# Work to be completed
Each line with the word "Владимирович" must appear in the answer, copied from the records.

** Opening Material for this exercise block **

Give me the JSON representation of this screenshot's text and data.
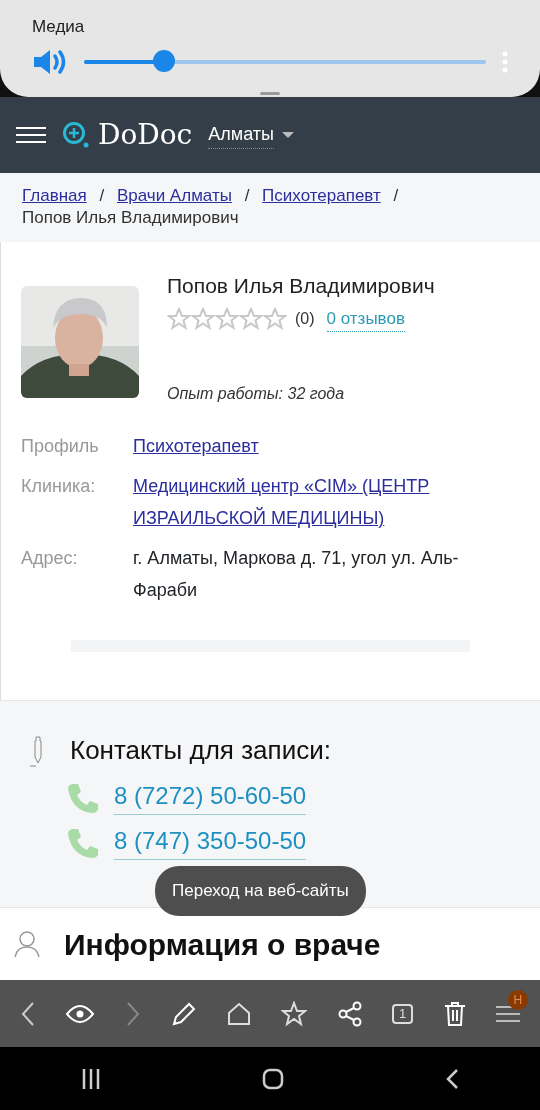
{
  "media_panel": {
    "title": "Медиа",
    "volume": {
      "level": 0.2
    }
  },
  "navbar": {
    "logo": "DoDoc",
    "city": "Алматы"
  },
  "breadcrumb": [
    {
      "label": "Главная",
      "kind": "link"
    },
    {
      "label": "/",
      "kind": "separator"
    },
    {
      "label": "Врачи Алматы",
      "kind": "link"
    },
    {
      "label": "/",
      "kind": "separator"
    },
    {
      "label": "Психотерапевт",
      "kind": "link"
    },
    {
      "label": "/",
      "kind": "separator"
    },
    {
      "label": "Попов Илья Владимирович",
      "kind": "current"
    }
  ],
  "doctor": {
    "name": "Попов Илья Владимирович",
    "stars": 0,
    "rating_count": "(0)",
    "reviews_link": "0 отзывов",
    "experience": "Опыт работы: 32 года",
    "details": [
      {
        "label": "Профиль",
        "value": "Психотерапевт",
        "kind": "link"
      },
      {
        "label": "Клиника:",
        "value": "Медицинский центр «CIM» (ЦЕНТР ИЗРАИЛЬСКОЙ МЕДИЦИНЫ)",
        "kind": "link"
      },
      {
        "label": "Адрес:",
        "value": "г. Алматы, Маркова д. 71, угол ул. Аль-Фараби",
        "kind": "text"
      }
    ]
  },
  "contacts": {
    "title": "Контакты для записи:",
    "phones": [
      "8 (7272) 50-60-50",
      "8 (747) 350-50-50"
    ]
  },
  "info_heading": "Информация о враче",
  "toast": "Переход на веб-сайты",
  "browser_toolbar": {
    "tab_count": "1",
    "profile_badge": "Н"
  }
}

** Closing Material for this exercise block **

# Task output
      "label": "Попов Илья Владимирович",
    "name": "Попов Илья Владимирович",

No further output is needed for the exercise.